(Task directions)
For every line in the data below that contains "date", copy the line.

Element data from apps and pages:
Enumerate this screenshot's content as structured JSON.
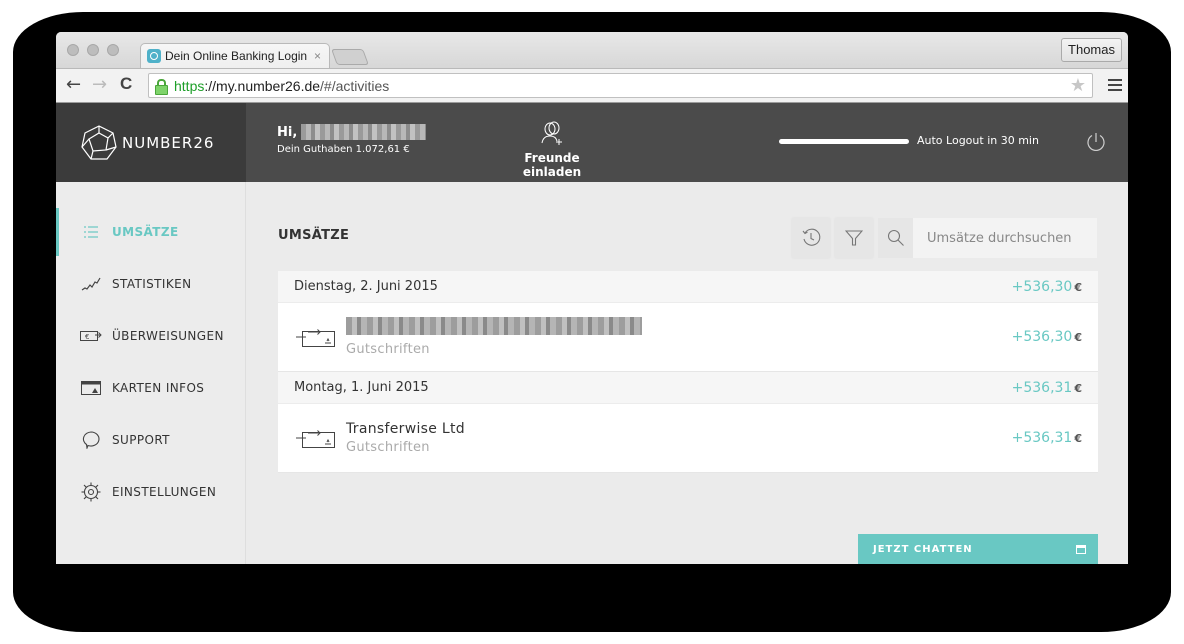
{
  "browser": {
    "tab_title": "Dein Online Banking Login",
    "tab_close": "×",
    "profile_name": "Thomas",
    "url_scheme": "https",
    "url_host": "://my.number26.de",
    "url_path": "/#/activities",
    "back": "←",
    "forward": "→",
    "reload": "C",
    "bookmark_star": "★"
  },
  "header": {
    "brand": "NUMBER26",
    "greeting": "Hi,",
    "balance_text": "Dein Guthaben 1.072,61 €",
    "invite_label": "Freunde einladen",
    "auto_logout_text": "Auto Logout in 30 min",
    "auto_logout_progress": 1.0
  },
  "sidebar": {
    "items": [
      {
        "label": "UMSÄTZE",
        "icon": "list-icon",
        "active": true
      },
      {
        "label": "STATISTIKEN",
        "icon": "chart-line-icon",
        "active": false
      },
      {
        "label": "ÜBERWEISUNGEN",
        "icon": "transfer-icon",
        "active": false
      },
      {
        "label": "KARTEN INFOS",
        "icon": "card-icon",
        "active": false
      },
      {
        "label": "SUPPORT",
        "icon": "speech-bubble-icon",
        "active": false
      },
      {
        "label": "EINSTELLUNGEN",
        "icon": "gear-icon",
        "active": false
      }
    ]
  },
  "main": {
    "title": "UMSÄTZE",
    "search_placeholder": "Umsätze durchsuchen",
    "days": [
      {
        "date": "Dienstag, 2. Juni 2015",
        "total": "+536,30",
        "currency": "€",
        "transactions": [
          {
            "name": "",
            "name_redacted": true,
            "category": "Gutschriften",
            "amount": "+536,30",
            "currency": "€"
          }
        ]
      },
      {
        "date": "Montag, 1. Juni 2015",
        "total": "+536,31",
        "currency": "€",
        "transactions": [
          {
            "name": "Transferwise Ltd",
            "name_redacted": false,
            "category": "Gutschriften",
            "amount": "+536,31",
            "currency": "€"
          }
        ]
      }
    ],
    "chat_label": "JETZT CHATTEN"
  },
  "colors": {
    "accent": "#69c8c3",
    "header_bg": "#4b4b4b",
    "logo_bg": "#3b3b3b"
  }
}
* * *
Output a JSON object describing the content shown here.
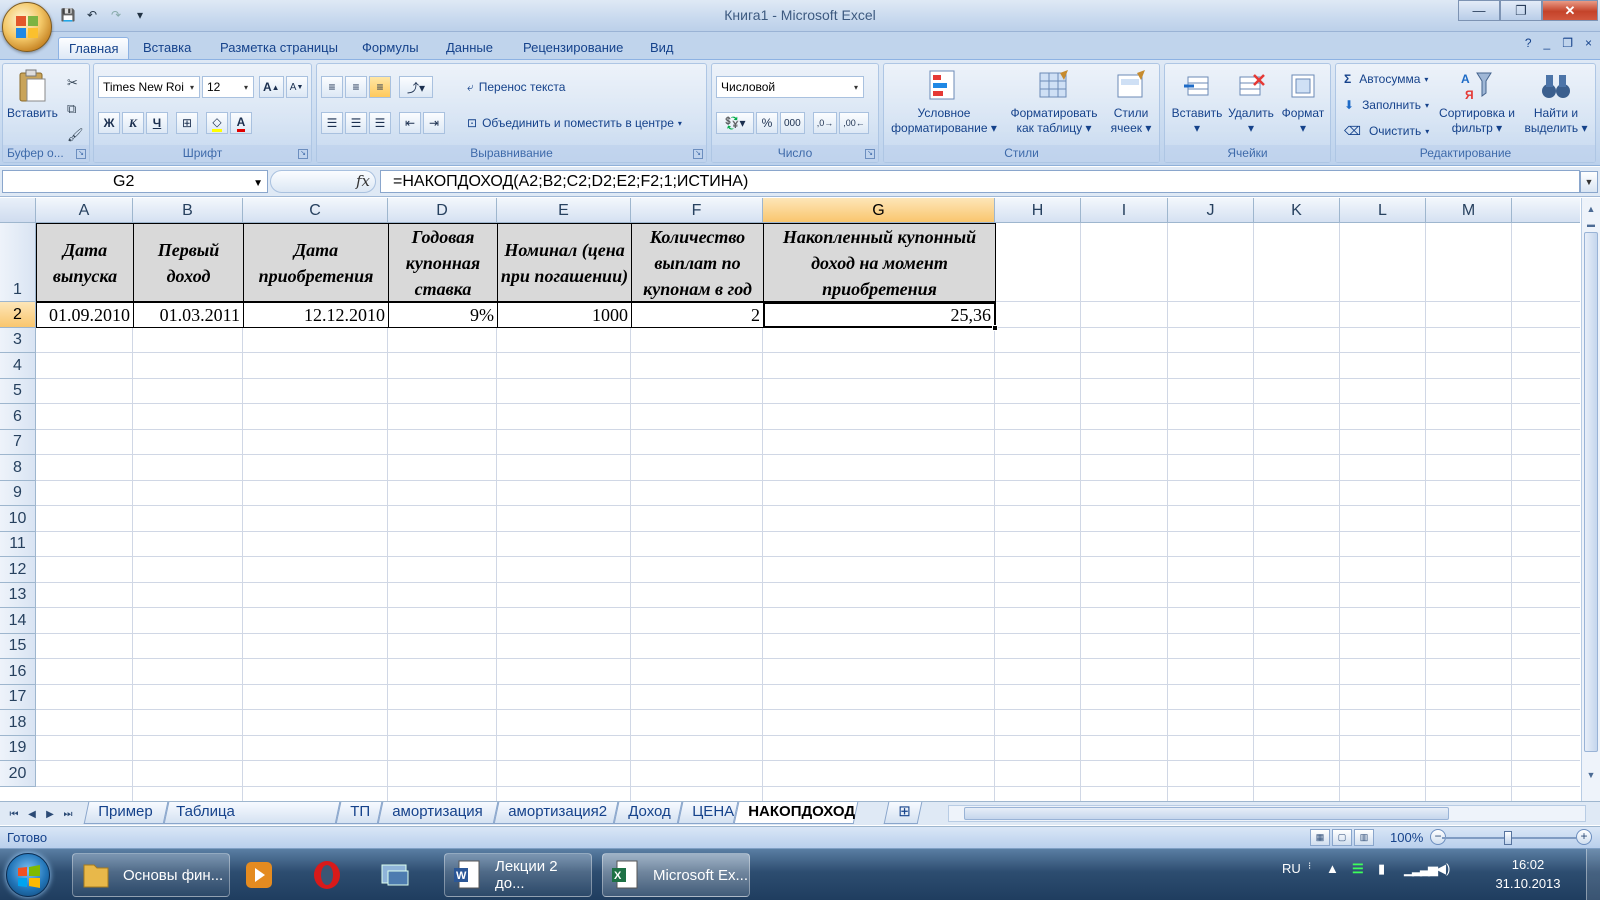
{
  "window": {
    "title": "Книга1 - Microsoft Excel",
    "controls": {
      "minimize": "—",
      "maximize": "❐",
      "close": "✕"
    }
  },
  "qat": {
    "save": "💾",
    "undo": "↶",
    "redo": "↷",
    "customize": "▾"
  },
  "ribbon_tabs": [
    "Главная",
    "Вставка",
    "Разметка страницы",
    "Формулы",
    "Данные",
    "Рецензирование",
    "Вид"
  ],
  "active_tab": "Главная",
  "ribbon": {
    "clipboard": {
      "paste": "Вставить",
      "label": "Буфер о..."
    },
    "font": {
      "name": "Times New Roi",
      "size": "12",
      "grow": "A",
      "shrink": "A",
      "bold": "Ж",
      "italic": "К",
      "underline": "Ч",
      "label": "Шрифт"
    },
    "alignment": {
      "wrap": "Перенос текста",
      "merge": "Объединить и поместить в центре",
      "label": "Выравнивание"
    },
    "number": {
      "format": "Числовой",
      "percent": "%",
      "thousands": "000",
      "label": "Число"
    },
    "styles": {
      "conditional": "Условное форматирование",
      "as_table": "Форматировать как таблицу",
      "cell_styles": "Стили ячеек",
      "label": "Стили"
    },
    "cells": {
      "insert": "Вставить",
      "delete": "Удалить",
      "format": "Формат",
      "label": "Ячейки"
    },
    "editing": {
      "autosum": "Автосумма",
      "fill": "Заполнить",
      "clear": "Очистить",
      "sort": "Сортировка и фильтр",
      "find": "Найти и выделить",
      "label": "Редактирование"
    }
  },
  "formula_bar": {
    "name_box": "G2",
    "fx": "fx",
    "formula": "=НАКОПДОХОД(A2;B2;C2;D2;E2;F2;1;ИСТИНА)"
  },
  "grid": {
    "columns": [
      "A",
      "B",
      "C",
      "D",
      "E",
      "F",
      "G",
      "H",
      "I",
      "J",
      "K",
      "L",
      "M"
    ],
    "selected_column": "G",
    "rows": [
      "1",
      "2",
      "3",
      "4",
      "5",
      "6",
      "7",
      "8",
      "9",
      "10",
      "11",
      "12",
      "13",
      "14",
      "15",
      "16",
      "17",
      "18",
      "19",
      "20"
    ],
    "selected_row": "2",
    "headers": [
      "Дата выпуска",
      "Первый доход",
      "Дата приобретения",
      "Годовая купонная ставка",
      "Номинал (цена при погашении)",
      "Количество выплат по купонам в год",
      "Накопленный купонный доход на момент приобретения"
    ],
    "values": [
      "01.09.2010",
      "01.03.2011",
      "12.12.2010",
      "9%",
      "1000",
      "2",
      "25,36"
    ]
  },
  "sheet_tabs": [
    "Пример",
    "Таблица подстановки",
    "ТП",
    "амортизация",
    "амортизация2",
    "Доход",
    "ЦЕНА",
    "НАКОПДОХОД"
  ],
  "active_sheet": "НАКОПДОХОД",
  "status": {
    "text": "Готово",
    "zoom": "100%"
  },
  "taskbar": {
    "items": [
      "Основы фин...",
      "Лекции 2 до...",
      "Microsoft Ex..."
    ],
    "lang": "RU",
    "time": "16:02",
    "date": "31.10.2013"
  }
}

(Output for this task)
        "date": "Dienstag, 2. Juni 2015",
        "date": "Montag, 1. Juni 2015",
    "date": "31.10.2013"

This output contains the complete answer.